References Cited in the file of this patent UNITED STATES PATENTSA 1,734,368 Cumner Nov. 5, 1929 1,870,897 Davis Aug. 9, 1932 2,105,078 Hill Ian. ll, 1938 2,203,832 Malburg lune 1l, 1940 2,570,694 Langenbahn Oct. 9, 1951 2,734,636 Foster Feb. 14, 1956

Patent Citations
Cited PatentFiling datePublication dateApplicantTitle
US1734368 *Oct 25, 1927Nov 5, 1929Cumner Arthur BFluid gun
US1870897 *Sep 20, 1930Aug 9, 1932Gilbert & Barker Mfg CoPiston meter
US2105078 *Oct 28, 1936Jan 11, 1938Hill Brothers Chemical Co IncProportioning device
US2203832 *Oct 30, 1939Jun 11, 1940Raymond S MalburgEmbalming device
US2570694 *Aug 11, 1947Oct 9, 1951Langenbahn Albert ESelf-regulating stock tank
US2734636 *Aug 15, 1950Feb 14, 1956 foster
Referenced by
Citing PatentFiling datePublication dateApplicantTitle
US3776252 *Dec 3, 1971Dec 4, 1973Riggs & Lombard IncSelf-regulating system for mixing liquids
US3870076 *Mar 26, 1973Mar 11, 1975Dacmont IncAutomatic liquid medicament mixer for treating animals

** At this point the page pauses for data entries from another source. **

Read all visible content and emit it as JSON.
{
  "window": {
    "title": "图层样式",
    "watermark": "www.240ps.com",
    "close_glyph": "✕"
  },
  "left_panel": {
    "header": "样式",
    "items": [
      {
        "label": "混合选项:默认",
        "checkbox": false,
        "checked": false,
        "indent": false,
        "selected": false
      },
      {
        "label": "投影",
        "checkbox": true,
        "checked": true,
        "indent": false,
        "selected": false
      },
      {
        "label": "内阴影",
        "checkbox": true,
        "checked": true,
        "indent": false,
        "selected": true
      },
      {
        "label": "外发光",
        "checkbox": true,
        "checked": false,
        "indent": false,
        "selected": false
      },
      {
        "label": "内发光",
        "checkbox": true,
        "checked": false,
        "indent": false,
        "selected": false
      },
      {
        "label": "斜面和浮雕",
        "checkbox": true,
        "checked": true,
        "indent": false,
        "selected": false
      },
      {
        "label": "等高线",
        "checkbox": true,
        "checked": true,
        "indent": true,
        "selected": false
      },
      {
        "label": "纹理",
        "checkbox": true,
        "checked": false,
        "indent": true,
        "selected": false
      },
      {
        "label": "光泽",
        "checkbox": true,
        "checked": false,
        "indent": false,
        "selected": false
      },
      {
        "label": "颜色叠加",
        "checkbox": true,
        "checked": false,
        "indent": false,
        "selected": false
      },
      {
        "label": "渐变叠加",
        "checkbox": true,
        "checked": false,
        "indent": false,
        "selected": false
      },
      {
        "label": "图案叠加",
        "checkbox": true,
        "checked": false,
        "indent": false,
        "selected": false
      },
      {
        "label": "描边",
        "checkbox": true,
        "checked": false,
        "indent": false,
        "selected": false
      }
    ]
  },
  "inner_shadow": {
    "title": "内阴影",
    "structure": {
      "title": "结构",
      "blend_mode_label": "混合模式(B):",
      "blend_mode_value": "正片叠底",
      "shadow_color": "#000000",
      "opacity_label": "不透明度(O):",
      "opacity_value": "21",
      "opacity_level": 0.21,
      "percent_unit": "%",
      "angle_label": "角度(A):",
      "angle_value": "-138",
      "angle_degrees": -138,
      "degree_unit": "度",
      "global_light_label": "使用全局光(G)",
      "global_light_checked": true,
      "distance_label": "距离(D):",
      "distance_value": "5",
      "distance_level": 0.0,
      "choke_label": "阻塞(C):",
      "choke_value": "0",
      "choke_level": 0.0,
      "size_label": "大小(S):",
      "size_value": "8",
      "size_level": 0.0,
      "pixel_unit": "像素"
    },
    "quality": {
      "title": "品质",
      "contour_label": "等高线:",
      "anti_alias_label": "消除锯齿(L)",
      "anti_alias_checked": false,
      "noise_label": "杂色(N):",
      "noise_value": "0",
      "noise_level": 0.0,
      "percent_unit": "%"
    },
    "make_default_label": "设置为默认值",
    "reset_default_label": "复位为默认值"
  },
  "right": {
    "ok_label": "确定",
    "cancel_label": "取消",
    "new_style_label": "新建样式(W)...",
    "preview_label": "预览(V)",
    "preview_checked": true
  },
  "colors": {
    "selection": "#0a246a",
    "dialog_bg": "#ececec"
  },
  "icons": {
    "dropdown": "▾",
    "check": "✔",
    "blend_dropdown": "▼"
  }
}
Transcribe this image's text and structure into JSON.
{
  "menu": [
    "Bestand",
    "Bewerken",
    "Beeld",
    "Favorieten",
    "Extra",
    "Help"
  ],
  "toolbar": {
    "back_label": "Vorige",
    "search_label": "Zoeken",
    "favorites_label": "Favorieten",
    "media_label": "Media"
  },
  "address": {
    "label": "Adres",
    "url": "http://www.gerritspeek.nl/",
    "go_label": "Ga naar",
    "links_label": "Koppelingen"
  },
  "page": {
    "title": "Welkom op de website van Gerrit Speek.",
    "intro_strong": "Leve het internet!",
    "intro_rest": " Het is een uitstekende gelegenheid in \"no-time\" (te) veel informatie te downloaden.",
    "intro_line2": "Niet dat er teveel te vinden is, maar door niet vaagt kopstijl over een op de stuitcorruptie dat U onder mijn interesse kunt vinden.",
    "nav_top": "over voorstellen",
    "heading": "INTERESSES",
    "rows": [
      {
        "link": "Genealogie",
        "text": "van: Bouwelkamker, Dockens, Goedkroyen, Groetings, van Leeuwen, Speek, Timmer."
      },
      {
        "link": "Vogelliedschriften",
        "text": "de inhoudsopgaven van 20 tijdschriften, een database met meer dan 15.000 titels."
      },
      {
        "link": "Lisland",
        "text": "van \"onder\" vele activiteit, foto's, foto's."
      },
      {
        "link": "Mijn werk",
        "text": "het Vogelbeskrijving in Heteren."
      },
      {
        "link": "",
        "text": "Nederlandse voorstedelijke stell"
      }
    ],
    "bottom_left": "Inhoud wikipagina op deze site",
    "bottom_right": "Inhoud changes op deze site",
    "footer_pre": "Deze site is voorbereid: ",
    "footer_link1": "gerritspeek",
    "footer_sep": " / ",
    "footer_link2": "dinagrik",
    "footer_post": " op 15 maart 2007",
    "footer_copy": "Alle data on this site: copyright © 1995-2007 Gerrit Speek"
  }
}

US4572229 *Feb 2, 1984Feb 25, 1986Thomas D. MuellerVariable proportioner
US5025754 *Feb 1, 1990Jun 25, 1991David PlylerApparatus and method for providing drinking water to poultry
US5433240 *Jan 21, 1994Jul 18, 1995Crown Technology CorporationLow-ratio proportioner
US6485272Jan 23, 2001Nov 26, 2002Thomas D. MuellerFluid proportioner
EP0020309A1 *May 2, 1980Dec 10, 1980CENTRO RICERCHE FIAT S.p.A.Liquid additive metering device
U.S. Classification137/99, 417/403, 417/566, 137/853, 119/78
International ClassificationA01K7/02, A01K7/00
Cooperative ClassificationA01K7/02
European ClassificationA01K7/02